On Learning Languages
A continuation of my previous post, "Why do I write?".
I'm excited about learning languages.
Learning new languages is an incredibly useful exercise for your brain that expands your horizons, familiarizes you with different cultures, with different ways of thinking. By studying how language evolved, you can explore how knowledge and thinking evolved. By studying the etymology of similar words from different languages, you may find how this word is perceived in different cultures, and surprise yourself a lot with how structurally similar are a lot of, at first sight, completely different words.
We use languages every day. And it is truly amazing how they affect us, how they almost imperceptibly shape the way we think, and how the way we think shapes them. I'm talking not only about languages. I'm also talking about dialects, subcultures' slang, and professional jargon.

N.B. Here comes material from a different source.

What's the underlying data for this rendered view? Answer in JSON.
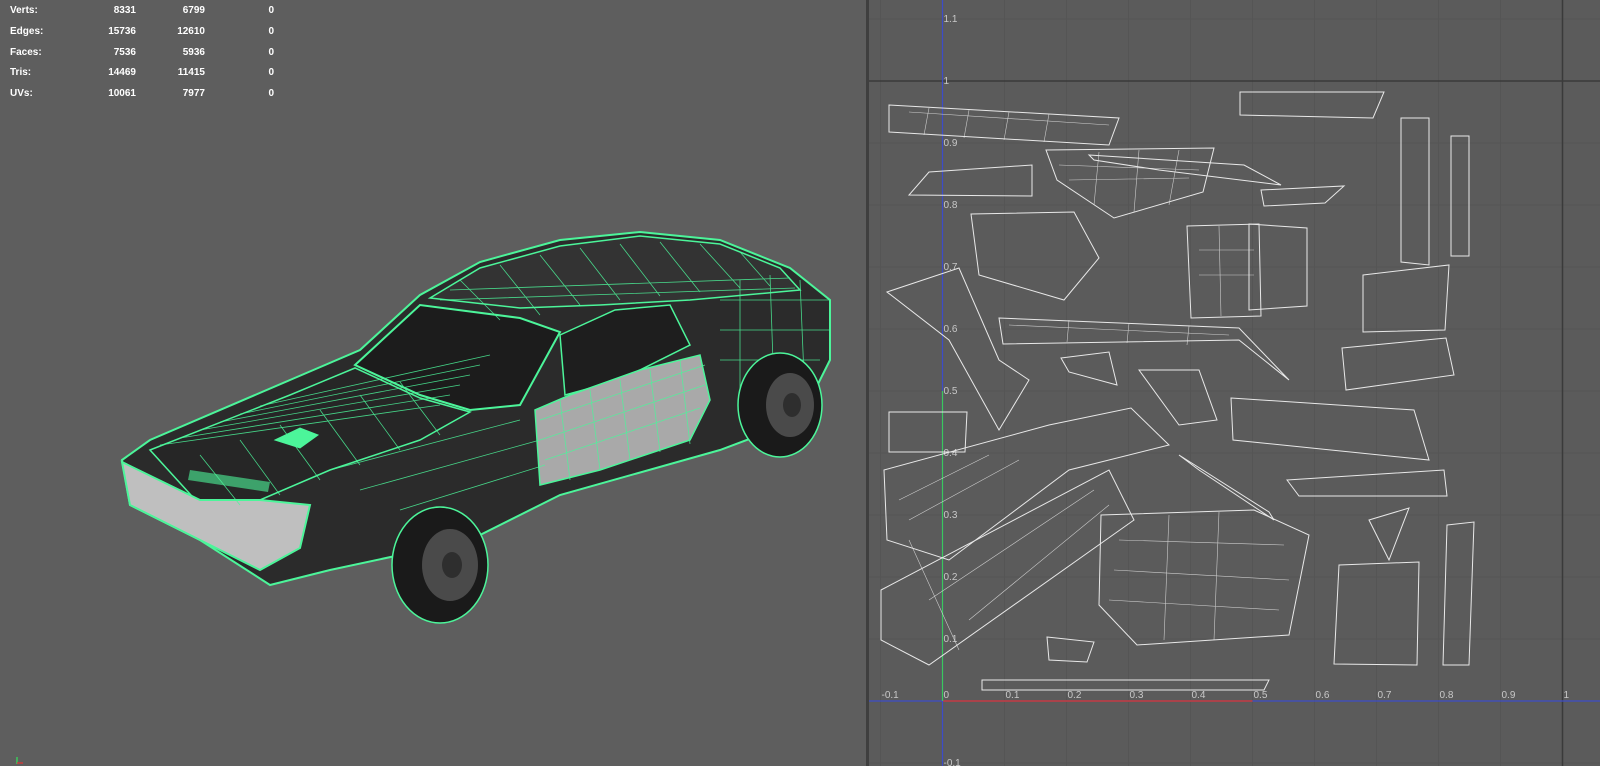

When thinking about languages and the thought process, one may argue that we are thinking in images, not in words. I tend to agree that it's right in general, but how many images you can think of without naming or describing them? And learning languages is like discovering shortcuts to the new images, new ways of expressing them, working with them, and perceiving them. And an amazing thing happens when you start to combine shortcuts you've learned from different languages.
To sum it all up, I'll say that, most importantly, learning foreign languages allows you to understand people better. Even when you speak in your native language.